    You don't do Oracle or VirtualBox developers any kind of service comparing it to a Type-1 hypervisors, and you don't do your own readers (who might be looking for a useful comparison) any service, either.
    • Seriously

      Im quite confient if you where in person you could have said this more nicely. No since in being an "a s s" when its not necessary. Just make a nice recomendation.Read parson project above and see how humans interact.
      • You must be new here...

        "Im quite confient if you where in person you could have said this more nicely. "

        I'm quite confident I could also have been a much bigger jerk. Have a look at some of the more "popular" articles that get posted around ZDnet and I think you'll agree I was being quite tactful, relatively speaking.

        I chose to take the middle road and point out one or two reasons why it may be ill advised to include a desktop virtualization platform in a comparison with Type-1 Hypervisors, and why there may have been more relevant solutions that should have been included. It is possible that Steven and Thomas are experts when it comes to these technologies, but this type of oversight calls that expertise into doubt very, very quickly.

        If you prefer to take everything a blogger writes at face value with a pat on the back and a "nice write up", then so be it. I prefer bloggers be kept honest myself, and one of the best places to do that is in the comment section, disecting and challenging important assertions that those bloggers make.
        • Don't mind daffy

          He's always been a rude ass. He even beats me in that department. And that's a lot.

          • The one big difference..

   you tend to be rude without provocation.
    • I use VirtualBox and VMWare Player and I agree

      For Linux users VirtualBox is the best desktop virtualization suite. For a true hypevisor you have to go elsewhere.
      • Try out Workstation...

        VirtualBox does a good job of filling the gaps that the free VMware Player leaves, however give Workstation a comparison to VirtualBox (you can download a trial version for 30 days).

        I find the performance quite a bit better, and there are some features that just work better overall (snapshots, linked clones, which I know VirtualBox supports to a degree, but I find those much easier to manage in VMware, and I've also found it a lot more reliable).
  • Is this review for real?

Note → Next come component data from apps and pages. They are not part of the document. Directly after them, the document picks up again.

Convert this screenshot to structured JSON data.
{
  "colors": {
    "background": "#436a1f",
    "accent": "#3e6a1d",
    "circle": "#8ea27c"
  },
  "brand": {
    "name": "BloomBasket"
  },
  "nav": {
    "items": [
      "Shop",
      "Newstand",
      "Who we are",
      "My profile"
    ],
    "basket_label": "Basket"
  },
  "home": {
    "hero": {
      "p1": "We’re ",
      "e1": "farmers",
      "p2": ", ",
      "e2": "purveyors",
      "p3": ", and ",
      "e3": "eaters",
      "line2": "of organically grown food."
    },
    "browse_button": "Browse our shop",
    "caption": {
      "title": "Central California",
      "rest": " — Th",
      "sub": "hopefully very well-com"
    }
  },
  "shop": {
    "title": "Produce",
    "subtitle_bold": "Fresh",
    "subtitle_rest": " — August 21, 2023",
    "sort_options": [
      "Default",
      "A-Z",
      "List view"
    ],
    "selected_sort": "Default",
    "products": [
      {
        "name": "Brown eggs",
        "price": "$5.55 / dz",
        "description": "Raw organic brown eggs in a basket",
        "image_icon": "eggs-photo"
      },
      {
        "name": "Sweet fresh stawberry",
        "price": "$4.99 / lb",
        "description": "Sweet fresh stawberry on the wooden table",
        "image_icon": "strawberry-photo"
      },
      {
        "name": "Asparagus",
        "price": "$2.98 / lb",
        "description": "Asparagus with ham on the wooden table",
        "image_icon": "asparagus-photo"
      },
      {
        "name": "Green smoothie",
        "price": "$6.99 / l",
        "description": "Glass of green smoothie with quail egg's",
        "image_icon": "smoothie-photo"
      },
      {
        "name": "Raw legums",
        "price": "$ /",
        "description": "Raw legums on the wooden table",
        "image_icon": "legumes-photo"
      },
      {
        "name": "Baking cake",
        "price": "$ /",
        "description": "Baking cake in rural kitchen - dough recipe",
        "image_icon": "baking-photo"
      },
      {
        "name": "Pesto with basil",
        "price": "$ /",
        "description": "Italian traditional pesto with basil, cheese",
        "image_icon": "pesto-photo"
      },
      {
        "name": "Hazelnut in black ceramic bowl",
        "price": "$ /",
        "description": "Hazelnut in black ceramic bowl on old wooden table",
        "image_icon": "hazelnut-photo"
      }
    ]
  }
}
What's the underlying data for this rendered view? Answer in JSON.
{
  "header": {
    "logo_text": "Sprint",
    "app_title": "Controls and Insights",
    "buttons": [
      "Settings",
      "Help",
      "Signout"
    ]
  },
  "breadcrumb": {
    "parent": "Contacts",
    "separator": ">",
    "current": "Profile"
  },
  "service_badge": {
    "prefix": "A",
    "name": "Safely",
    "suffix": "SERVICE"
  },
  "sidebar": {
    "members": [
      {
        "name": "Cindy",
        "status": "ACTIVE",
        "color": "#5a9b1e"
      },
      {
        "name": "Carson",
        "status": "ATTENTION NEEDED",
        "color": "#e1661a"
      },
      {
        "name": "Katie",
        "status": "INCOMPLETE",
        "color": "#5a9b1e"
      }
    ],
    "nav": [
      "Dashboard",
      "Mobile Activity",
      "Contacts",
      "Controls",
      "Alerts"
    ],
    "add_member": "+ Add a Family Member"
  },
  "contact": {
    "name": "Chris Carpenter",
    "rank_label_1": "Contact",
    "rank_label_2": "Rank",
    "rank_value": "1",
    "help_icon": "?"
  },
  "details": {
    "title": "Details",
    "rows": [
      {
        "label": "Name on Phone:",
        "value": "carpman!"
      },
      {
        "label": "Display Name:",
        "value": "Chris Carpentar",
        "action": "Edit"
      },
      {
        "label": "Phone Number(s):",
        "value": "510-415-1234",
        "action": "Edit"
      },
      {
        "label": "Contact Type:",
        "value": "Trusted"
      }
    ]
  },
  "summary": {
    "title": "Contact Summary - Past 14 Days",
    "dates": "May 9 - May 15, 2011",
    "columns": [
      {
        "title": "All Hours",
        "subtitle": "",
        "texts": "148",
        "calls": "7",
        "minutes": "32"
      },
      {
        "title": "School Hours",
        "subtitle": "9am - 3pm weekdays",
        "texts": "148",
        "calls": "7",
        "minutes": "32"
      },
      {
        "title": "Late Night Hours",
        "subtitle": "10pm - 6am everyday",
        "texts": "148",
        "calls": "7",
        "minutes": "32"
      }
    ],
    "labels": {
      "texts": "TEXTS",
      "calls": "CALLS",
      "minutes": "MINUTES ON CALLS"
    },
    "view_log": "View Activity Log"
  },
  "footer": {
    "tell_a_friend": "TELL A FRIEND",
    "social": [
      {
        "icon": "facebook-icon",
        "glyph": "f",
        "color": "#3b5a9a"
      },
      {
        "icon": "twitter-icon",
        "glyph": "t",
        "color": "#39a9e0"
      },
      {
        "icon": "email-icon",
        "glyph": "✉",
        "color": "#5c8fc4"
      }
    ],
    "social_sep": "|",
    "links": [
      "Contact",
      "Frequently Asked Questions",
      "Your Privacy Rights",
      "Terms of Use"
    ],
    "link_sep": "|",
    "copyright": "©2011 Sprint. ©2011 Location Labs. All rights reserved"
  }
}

    On August 5th 2012 you do you are review and use Windows 2008 R2 (Hyper V 2) and not the RTM version of Windows 2012 (Hyper V 3)??????????????

    I am no lover of Microsoft by far, but dam get a clue.

    Virtual box????????????? A layer 2 host product compared to the others?????
    • I agree.

      Sever 2012 with Hyper-v 3.0 did reach rtm last week, so it would have been logical to compare it instead of Hyper-v 2.0 certainly because the additions to it are major.

      Virtualbox does not compare to type 1 hypervisors, so is certainly out of place.